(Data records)
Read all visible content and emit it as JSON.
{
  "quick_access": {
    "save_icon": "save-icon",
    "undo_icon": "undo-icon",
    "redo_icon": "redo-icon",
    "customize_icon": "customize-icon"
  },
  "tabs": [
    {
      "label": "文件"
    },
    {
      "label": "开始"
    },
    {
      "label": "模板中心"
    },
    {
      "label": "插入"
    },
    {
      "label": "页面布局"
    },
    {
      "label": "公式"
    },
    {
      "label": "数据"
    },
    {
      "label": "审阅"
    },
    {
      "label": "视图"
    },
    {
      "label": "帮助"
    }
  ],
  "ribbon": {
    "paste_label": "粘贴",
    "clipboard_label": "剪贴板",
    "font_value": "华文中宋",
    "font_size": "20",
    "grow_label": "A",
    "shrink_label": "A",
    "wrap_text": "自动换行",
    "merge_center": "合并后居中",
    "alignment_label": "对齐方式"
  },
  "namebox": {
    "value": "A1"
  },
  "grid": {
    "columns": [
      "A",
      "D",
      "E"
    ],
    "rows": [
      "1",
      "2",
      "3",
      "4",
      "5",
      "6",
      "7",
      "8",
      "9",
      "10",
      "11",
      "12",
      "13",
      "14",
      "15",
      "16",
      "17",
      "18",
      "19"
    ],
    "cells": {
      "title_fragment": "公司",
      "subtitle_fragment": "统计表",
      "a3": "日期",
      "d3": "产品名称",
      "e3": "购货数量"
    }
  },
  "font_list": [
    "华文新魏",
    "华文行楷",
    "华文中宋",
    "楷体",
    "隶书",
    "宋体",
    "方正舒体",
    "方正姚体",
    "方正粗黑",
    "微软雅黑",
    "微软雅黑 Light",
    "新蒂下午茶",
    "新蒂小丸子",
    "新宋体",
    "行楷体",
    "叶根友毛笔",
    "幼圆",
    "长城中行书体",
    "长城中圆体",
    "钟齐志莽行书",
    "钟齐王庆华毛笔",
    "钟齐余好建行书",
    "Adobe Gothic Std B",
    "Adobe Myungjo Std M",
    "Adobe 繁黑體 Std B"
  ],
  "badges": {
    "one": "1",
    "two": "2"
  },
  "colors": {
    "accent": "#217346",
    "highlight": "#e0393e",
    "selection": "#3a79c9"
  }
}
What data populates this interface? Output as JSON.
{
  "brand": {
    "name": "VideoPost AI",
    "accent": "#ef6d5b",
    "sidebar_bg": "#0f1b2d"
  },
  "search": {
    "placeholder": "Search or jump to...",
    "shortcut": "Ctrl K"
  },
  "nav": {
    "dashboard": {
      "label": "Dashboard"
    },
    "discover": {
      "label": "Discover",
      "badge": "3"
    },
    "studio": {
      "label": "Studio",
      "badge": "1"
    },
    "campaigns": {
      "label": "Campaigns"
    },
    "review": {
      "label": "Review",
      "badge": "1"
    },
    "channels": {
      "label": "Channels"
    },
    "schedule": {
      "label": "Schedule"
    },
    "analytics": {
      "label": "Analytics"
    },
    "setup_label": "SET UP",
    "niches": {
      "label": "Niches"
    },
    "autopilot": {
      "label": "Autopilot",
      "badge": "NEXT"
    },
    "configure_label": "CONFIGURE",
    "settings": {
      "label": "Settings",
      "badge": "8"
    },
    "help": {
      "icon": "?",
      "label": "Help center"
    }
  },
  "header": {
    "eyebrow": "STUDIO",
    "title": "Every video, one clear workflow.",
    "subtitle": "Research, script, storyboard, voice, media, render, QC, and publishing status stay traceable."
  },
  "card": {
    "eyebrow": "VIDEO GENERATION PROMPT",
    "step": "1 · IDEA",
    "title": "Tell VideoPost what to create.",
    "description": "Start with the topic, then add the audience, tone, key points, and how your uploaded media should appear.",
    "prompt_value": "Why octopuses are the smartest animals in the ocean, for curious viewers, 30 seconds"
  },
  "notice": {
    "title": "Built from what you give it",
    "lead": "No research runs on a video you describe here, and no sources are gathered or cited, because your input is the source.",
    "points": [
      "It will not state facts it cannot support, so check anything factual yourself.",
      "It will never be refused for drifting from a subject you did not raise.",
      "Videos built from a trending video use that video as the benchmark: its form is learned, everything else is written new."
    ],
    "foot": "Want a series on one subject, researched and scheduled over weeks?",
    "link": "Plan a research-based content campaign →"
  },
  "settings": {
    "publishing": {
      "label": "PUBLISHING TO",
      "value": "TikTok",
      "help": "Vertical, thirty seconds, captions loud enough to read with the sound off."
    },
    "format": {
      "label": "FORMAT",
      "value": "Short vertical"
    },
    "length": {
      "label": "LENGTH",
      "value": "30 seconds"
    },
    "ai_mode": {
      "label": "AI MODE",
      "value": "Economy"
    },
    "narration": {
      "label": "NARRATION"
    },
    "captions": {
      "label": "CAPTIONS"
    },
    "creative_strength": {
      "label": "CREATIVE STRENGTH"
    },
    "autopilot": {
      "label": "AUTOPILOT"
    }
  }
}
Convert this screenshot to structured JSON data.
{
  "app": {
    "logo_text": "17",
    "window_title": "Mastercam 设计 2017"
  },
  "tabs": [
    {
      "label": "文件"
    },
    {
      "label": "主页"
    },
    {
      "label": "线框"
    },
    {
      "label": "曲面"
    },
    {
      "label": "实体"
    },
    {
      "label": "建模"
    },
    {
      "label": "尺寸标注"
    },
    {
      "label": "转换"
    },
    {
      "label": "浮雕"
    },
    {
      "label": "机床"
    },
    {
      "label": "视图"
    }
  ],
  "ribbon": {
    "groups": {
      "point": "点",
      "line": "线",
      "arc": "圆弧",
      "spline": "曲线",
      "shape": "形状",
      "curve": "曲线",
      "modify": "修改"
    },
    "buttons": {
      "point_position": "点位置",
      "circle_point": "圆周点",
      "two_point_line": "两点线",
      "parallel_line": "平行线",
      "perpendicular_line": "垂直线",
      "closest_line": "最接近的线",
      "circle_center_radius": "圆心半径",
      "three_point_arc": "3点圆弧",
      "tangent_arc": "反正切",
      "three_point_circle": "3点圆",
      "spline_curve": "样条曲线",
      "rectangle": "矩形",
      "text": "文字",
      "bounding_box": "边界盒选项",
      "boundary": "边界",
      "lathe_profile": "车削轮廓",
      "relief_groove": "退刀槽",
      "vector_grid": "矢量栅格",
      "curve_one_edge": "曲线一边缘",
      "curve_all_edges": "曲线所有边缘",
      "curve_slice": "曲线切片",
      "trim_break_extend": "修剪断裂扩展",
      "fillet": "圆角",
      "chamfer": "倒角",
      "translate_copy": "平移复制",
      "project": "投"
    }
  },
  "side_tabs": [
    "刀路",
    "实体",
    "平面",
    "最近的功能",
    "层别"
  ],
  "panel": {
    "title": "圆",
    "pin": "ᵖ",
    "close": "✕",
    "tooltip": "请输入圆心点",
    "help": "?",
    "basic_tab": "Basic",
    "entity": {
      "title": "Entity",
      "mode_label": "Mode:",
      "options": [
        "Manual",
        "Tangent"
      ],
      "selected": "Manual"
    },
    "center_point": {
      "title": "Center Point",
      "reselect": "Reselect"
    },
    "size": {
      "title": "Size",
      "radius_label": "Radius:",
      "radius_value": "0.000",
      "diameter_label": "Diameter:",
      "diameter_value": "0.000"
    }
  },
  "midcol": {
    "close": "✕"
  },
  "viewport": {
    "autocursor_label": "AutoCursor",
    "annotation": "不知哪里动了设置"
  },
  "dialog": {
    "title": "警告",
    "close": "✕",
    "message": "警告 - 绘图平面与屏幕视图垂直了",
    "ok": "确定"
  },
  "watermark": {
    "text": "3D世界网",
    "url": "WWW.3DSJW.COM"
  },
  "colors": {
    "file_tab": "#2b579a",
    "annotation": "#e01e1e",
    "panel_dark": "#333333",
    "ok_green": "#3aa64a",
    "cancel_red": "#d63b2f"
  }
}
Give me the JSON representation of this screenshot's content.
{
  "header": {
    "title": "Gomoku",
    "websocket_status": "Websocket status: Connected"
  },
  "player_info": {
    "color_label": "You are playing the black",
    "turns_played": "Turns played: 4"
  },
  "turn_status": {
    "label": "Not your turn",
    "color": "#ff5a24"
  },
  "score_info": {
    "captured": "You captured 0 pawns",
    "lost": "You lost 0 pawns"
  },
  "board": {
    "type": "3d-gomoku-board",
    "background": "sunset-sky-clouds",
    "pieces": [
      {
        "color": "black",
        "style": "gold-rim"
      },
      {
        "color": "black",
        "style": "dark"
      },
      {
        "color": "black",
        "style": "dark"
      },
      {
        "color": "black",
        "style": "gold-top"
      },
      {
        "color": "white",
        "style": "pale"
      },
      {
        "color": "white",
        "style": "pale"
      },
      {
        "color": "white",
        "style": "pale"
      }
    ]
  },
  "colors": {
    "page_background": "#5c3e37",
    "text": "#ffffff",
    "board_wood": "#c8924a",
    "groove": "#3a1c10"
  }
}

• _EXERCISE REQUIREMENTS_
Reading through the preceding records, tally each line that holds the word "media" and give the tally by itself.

• _ANSWER BOX_
2